Work to complete:
Render every entry verbatim.

Provided data:
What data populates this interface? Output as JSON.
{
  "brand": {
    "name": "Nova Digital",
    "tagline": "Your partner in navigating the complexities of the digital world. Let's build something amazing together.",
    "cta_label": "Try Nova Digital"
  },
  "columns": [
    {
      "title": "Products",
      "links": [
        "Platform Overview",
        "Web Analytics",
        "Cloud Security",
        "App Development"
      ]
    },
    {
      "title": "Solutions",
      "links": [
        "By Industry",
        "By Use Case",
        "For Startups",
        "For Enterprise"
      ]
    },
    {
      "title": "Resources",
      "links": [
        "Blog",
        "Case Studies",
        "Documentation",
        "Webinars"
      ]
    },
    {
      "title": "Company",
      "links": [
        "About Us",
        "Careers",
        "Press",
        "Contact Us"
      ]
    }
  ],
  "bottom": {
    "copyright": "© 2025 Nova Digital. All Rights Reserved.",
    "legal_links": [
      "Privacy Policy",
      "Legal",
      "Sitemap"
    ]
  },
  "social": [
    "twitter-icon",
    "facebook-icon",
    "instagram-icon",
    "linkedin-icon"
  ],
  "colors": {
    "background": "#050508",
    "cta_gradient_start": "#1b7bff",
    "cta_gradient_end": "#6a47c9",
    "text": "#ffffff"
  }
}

Written answer:
What data populates this interface? Output as JSON.
{
  "brand": {
    "name": "Nova Digital",
    "tagline": "Your partner in navigating the complexities of the digital world. Let's build something amazing together.",
    "cta_label": "Try Nova Digital"
  },
  "columns": [
    {
      "title": "Products",
      "links": [
        "Platform Overview",
        "Web Analytics",
        "Cloud Security",
        "App Development"
      ]
    },
    {
      "title": "Solutions",
      "links": [
        "By Industry",
        "By Use Case",
        "For Startups",
        "For Enterprise"
      ]
    },
    {
      "title": "Resources",
      "links": [
        "Blog",
        "Case Studies",
        "Documentation",
        "Webinars"
      ]
    },
    {
      "title": "Company",
      "links": [
        "About Us",
        "Careers",
        "Press",
        "Contact Us"
      ]
    }
  ],
  "bottom": {
    "copyright": "© 2025 Nova Digital. All Rights Reserved.",
    "legal_links": [
      "Privacy Policy",
      "Legal",
      "Sitemap"
    ]
  },
  "social": [
    "twitter-icon",
    "facebook-icon",
    "instagram-icon",
    "linkedin-icon"
  ],
  "colors": {
    "background": "#050508",
    "cta_gradient_start": "#1b7bff",
    "cta_gradient_end": "#6a47c9",
    "text": "#ffffff"
  }
}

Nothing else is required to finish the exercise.